“They lack leadership,” he explained. “Anytime you have something like a nonprofit that represents a larger international movement, you don’t ever want to do something that even appears to be improper and so the best way to do that is to create a board that’s independent. That never happened and so what we’re seeing here is basically almost like a trainwreck.”
Garza ended the segment by stating that despite the controversy surrounding BLM, “It is important for us to keep pursuing justice at every stage in every single way possible.”
Next, Abdulahi tackled the baby formula crisis and its impact on Black mothers who choose not to breastfeed.
During the show, Rodney addressed those who downplay the baby formula shortage and suggest mothers should simply breastfeed.
“To that, I would respectfully ask them to shut up. Blaming the Black woman and blaming the Black body for our issues is not something that’s new … a Black woman in a hospital is more likely to get a WIC application or a WIC form than to be able to have access to that lactation consultant. So, we really need to take the blame off the woman and realize what it is. This is another part of institutionalized racism that is rearing its ugly head,” she voiced.
Switching gears, Ritchie discussed the stigma attached to mental health and Black men.
In recent years, celebrities like Joe Budden, Will Smith and JAY-Z have publicly opened up about their mental health issues and traumatic experiences they have had in the past, however, this level of vulnerability is rarely seen within the Black community.
Jasper explained to REVOLT that Black men struggle with seeking therapy.

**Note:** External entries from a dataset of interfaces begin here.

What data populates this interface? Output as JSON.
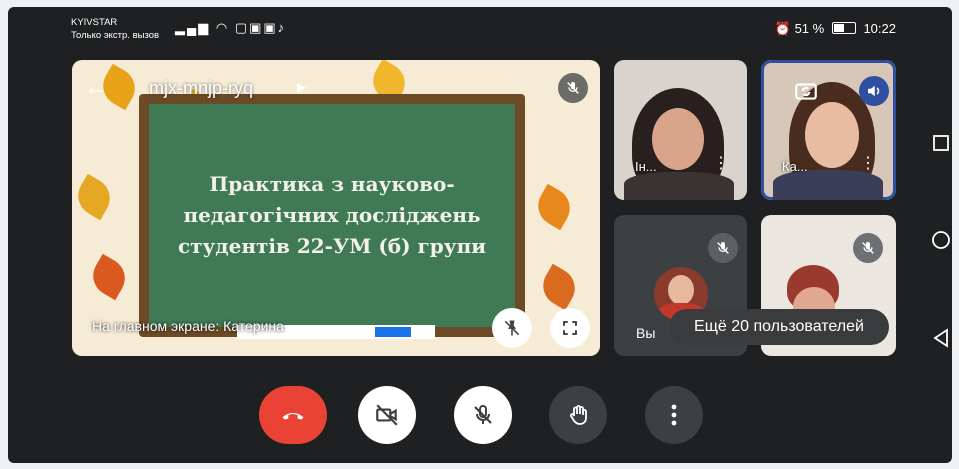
{
  "status_bar": {
    "carrier": "KYIVSTAR",
    "emergency": "Только экстр. вызов",
    "alarm_icon": "alarm-icon",
    "battery_percent": "51 %",
    "time": "10:22"
  },
  "main_tile": {
    "meeting_code": "mjx-mnjp-ryq",
    "board_text": "Практика з науково-педагогічних досліджень студентів 22-УМ (б) групи",
    "caption": "На главном экране: Катерина"
  },
  "participants": [
    {
      "name": "Ін...",
      "muted": false
    },
    {
      "name": "Ка...",
      "muted": false,
      "speaking": true
    },
    {
      "name": "Вы",
      "muted": true
    },
    {
      "name": "",
      "muted": true
    }
  ],
  "more_users_label": "Ещё 20 пользователей",
  "controls": [
    "end-call",
    "camera-off",
    "mic-off",
    "raise-hand",
    "more-options"
  ],
  "colors": {
    "end_call": "#ea4335",
    "background": "#1e2022",
    "active_speaker_border": "#2f4fa0"
  }
}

“The stigma, the fear of the unknown is talking with someone. We call it the ‘White Coat Syndrome.’ We just don’t trust healthcare or any type of authority. Anytime we have to go speak with somebody and they’re taking notes, we already got pushback,” he declared.
Vennie discussed why he believes Black men are struggling with their mental health.
“Seeing all of this violence and brutality, it reignites the triggers that many of us haven’t even started the process of healing from,” he expressed. “Then not having a healthy outlet to really be able to figure out and find, you know, meaning in our lives and in our purpose in being here on this planet, I think it continues to perpetuate this negative idea of what masculinity means, especially to be Black in America.”
Later in the show, McCullough hosted her segment titled “Entertainment Remix,” during which she discussed the latest in celebrity news.
ASAP Rocky and Rihanna officially became parents to a baby boy on May 13, Doja Cat recently announced the cancellation of her summer tour due to a tonsil infection caused by vaping, and Mary J. Blige and Zendaya were among those named TIME magazine’s “100 Most Influential People of 2022.”
“I will definitely credit ‘Euphoria’ to, I think, my interest not only in directing but also, like, more things behind the camera,” Zendaya told REVOLT.
Watch a quick clip from this week’s episode up top. Plus, be sure to catch the next installment of “REVOLT BLACK NEWS Weekly” on Friday, June 3, 2022 at 5 p.m. ET on REVOLT’s app.